Published by: Legal Services Corporation (LSC). Published in September 2005. Link to PDF The report finds that for every client served by an LSC-funded program, at least one person who sought help was turned down because of insufficient resources. Only… Read More ›
This study requested by the Senate Finance Committee, compares on a limited basis the cost of federally supported legal services and the cost of private prepaid legal services.
Two Nationwide Surveys: 1989 Pilot Assessments of the Unmet Legal Needs of the Poor and the Public Generally
Published by: ABA Consortium on Legal Services and the Public. Published in January 1989. Link to PDF The Spangenburg Group study was the first-ever national study of the civil legal needs of low income persons. The study by the American… Read More ›
This provides a history of civil legal assistance for the low-income community in the US, along with descriptions of political battles thoughts about the future.
This article uses the label “poverty lawyer” to include all lawyers, at any time, who have focused on using law, the legal system, and other methods of advocacy, to try to change political and social institutions in ways that ensure every person has her basic needs met for shelter, food, clothing, and, if able, work. A poverty lawyer primarily focuses on issues of wealth and class.
The current push for “access to justice” and “Civil Gideon” strays from that original mission by focusing on individual legal problems that do not target the underlying causes of poverty.
They examine why so many lawyers–especially those associated with legal aid, law schools, the private bar, and hospital general counsel–are collaborating with health care providers to deliver health-promoting legal services to low-income persons.
Grounds for Objection: Causes and Consequences of America’s Pro Se Crisis and How to Solve the Problem of Unrepresented Litigants
This is one of several papers commissioned by CAP’s Doing What Works project to explore the persistent gap between the legal needs of low-income people and capacity of the civil legal assistance system to meet those needs.
This report describes the state of civil legal services today and how we got here. It also recommends more funding and better service delivery.

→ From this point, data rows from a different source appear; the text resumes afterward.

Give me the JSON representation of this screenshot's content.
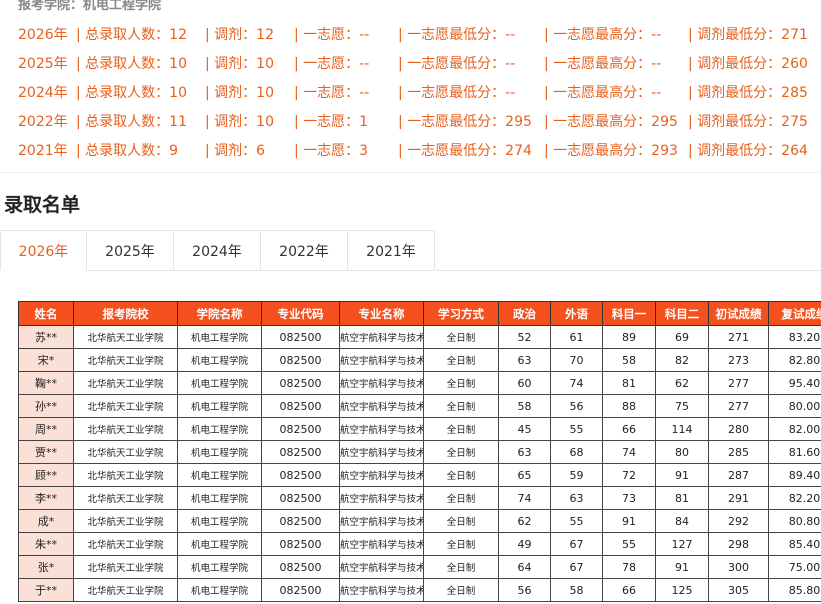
{
  "college_header": "报考学院：机电工程学院",
  "stats": [
    {
      "year": "2026年",
      "total": "总录取人数：12",
      "adjust": "调剂：12",
      "first": "一志愿：--",
      "first_min": "一志愿最低分：--",
      "first_max": "一志愿最高分：--",
      "adjust_min": "调剂最低分：271"
    },
    {
      "year": "2025年",
      "total": "总录取人数：10",
      "adjust": "调剂：10",
      "first": "一志愿：--",
      "first_min": "一志愿最低分：--",
      "first_max": "一志愿最高分：--",
      "adjust_min": "调剂最低分：260"
    },
    {
      "year": "2024年",
      "total": "总录取人数：10",
      "adjust": "调剂：10",
      "first": "一志愿：--",
      "first_min": "一志愿最低分：--",
      "first_max": "一志愿最高分：--",
      "adjust_min": "调剂最低分：285"
    },
    {
      "year": "2022年",
      "total": "总录取人数：11",
      "adjust": "调剂：10",
      "first": "一志愿：1",
      "first_min": "一志愿最低分：295",
      "first_max": "一志愿最高分：295",
      "adjust_min": "调剂最低分：275"
    },
    {
      "year": "2021年",
      "total": "总录取人数：9",
      "adjust": "调剂：6",
      "first": "一志愿：3",
      "first_min": "一志愿最低分：274",
      "first_max": "一志愿最高分：293",
      "adjust_min": "调剂最低分：264"
    }
  ],
  "section_title": "录取名单",
  "tabs": [
    "2026年",
    "2025年",
    "2024年",
    "2022年",
    "2021年"
  ],
  "active_tab": "2026年",
  "table": {
    "headers": [
      "姓名",
      "报考院校",
      "学院名称",
      "专业代码",
      "专业名称",
      "学习方式",
      "政治",
      "外语",
      "科目一",
      "科目二",
      "初试成绩",
      "复试成绩"
    ],
    "rows": [
      [
        "苏**",
        "北华航天工业学院",
        "机电工程学院",
        "082500",
        "航空宇航科学与技术",
        "全日制",
        "52",
        "61",
        "89",
        "69",
        "271",
        "83.20"
      ],
      [
        "宋*",
        "北华航天工业学院",
        "机电工程学院",
        "082500",
        "航空宇航科学与技术",
        "全日制",
        "63",
        "70",
        "58",
        "82",
        "273",
        "82.80"
      ],
      [
        "鞠**",
        "北华航天工业学院",
        "机电工程学院",
        "082500",
        "航空宇航科学与技术",
        "全日制",
        "60",
        "74",
        "81",
        "62",
        "277",
        "95.40"
      ],
      [
        "孙**",
        "北华航天工业学院",
        "机电工程学院",
        "082500",
        "航空宇航科学与技术",
        "全日制",
        "58",
        "56",
        "88",
        "75",
        "277",
        "80.00"
      ],
      [
        "周**",
        "北华航天工业学院",
        "机电工程学院",
        "082500",
        "航空宇航科学与技术",
        "全日制",
        "45",
        "55",
        "66",
        "114",
        "280",
        "82.00"
      ],
      [
        "贾**",
        "北华航天工业学院",
        "机电工程学院",
        "082500",
        "航空宇航科学与技术",
        "全日制",
        "63",
        "68",
        "74",
        "80",
        "285",
        "81.60"
      ],
      [
        "顾**",
        "北华航天工业学院",
        "机电工程学院",
        "082500",
        "航空宇航科学与技术",
        "全日制",
        "65",
        "59",
        "72",
        "91",
        "287",
        "89.40"
      ],
      [
        "李**",
        "北华航天工业学院",
        "机电工程学院",
        "082500",
        "航空宇航科学与技术",
        "全日制",
        "74",
        "63",
        "73",
        "81",
        "291",
        "82.20"
      ],
      [
        "成*",
        "北华航天工业学院",
        "机电工程学院",
        "082500",
        "航空宇航科学与技术",
        "全日制",
        "62",
        "55",
        "91",
        "84",
        "292",
        "80.80"
      ],
      [
        "朱**",
        "北华航天工业学院",
        "机电工程学院",
        "082500",
        "航空宇航科学与技术",
        "全日制",
        "49",
        "67",
        "55",
        "127",
        "298",
        "85.40"
      ],
      [
        "张*",
        "北华航天工业学院",
        "机电工程学院",
        "082500",
        "航空宇航科学与技术",
        "全日制",
        "64",
        "67",
        "78",
        "91",
        "300",
        "75.00"
      ],
      [
        "于**",
        "北华航天工业学院",
        "机电工程学院",
        "082500",
        "航空宇航科学与技术",
        "全日制",
        "56",
        "58",
        "66",
        "125",
        "305",
        "85.80"
      ]
    ]
  }
}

Access Across America is the first-ever state-by-state portrait of the services available to assist the U.S. public in accessing civil justice. The report documents, for the nation as a whole and individually for the states who is eligible for assistance and how it is delivered, funded, coordinated and regulated.